From the first record to the last, write each one out again exactly.

[Interface dataset entries]
|---|

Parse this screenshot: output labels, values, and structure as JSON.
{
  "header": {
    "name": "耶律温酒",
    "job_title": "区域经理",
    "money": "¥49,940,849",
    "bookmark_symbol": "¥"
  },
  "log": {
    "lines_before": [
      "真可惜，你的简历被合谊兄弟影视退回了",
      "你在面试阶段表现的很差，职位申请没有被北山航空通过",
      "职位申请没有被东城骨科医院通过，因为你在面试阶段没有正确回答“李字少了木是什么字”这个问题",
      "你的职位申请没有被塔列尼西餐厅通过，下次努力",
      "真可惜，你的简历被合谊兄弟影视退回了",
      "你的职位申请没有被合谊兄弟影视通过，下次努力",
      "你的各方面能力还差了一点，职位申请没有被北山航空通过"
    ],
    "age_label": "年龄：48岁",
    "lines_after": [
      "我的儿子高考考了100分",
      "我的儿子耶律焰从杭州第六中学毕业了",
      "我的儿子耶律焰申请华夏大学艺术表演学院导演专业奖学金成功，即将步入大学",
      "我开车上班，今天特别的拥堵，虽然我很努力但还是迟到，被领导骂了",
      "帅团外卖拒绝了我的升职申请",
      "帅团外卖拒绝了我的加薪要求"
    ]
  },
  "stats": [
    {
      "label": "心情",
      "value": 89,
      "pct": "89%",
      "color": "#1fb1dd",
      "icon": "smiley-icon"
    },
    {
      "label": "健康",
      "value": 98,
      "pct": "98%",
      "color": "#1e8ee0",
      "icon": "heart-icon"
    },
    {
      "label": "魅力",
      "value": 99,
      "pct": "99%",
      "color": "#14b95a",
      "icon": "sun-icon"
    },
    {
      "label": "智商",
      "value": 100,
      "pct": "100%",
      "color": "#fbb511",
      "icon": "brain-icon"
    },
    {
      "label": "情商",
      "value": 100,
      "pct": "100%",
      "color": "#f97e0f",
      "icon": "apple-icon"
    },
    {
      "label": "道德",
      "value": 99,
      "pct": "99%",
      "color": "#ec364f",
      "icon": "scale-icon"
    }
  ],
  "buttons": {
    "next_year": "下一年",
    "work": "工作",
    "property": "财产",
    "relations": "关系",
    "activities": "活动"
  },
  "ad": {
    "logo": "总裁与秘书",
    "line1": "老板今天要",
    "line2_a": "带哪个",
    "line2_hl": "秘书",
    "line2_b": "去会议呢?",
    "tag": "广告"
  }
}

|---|

Reply to the exercise
Parse this screenshot: output labels, values, and structure as JSON.
{
  "header": {
    "name": "耶律温酒",
    "job_title": "区域经理",
    "money": "¥49,940,849",
    "bookmark_symbol": "¥"
  },
  "log": {
    "lines_before": [
      "真可惜，你的简历被合谊兄弟影视退回了",
      "你在面试阶段表现的很差，职位申请没有被北山航空通过",
      "职位申请没有被东城骨科医院通过，因为你在面试阶段没有正确回答“李字少了木是什么字”这个问题",
      "你的职位申请没有被塔列尼西餐厅通过，下次努力",
      "真可惜，你的简历被合谊兄弟影视退回了",
      "你的职位申请没有被合谊兄弟影视通过，下次努力",
      "你的各方面能力还差了一点，职位申请没有被北山航空通过"
    ],
    "age_label": "年龄：48岁",
    "lines_after": [
      "我的儿子高考考了100分",
      "我的儿子耶律焰从杭州第六中学毕业了",
      "我的儿子耶律焰申请华夏大学艺术表演学院导演专业奖学金成功，即将步入大学",
      "我开车上班，今天特别的拥堵，虽然我很努力但还是迟到，被领导骂了",
      "帅团外卖拒绝了我的升职申请",
      "帅团外卖拒绝了我的加薪要求"
    ]
  },
  "stats": [
    {
      "label": "心情",
      "value": 89,
      "pct": "89%",
      "color": "#1fb1dd",
      "icon": "smiley-icon"
    },
    {
      "label": "健康",
      "value": 98,
      "pct": "98%",
      "color": "#1e8ee0",
      "icon": "heart-icon"
    },
    {
      "label": "魅力",
      "value": 99,
      "pct": "99%",
      "color": "#14b95a",
      "icon": "sun-icon"
    },
    {
      "label": "智商",
      "value": 100,
      "pct": "100%",
      "color": "#fbb511",
      "icon": "brain-icon"
    },
    {
      "label": "情商",
      "value": 100,
      "pct": "100%",
      "color": "#f97e0f",
      "icon": "apple-icon"
    },
    {
      "label": "道德",
      "value": 99,
      "pct": "99%",
      "color": "#ec364f",
      "icon": "scale-icon"
    }
  ],
  "buttons": {
    "next_year": "下一年",
    "work": "工作",
    "property": "财产",
    "relations": "关系",
    "activities": "活动"
  },
  "ad": {
    "logo": "总裁与秘书",
    "line1": "老板今天要",
    "line2_a": "带哪个",
    "line2_hl": "秘书",
    "line2_b": "去会议呢?",
    "tag": "广告"
  }
}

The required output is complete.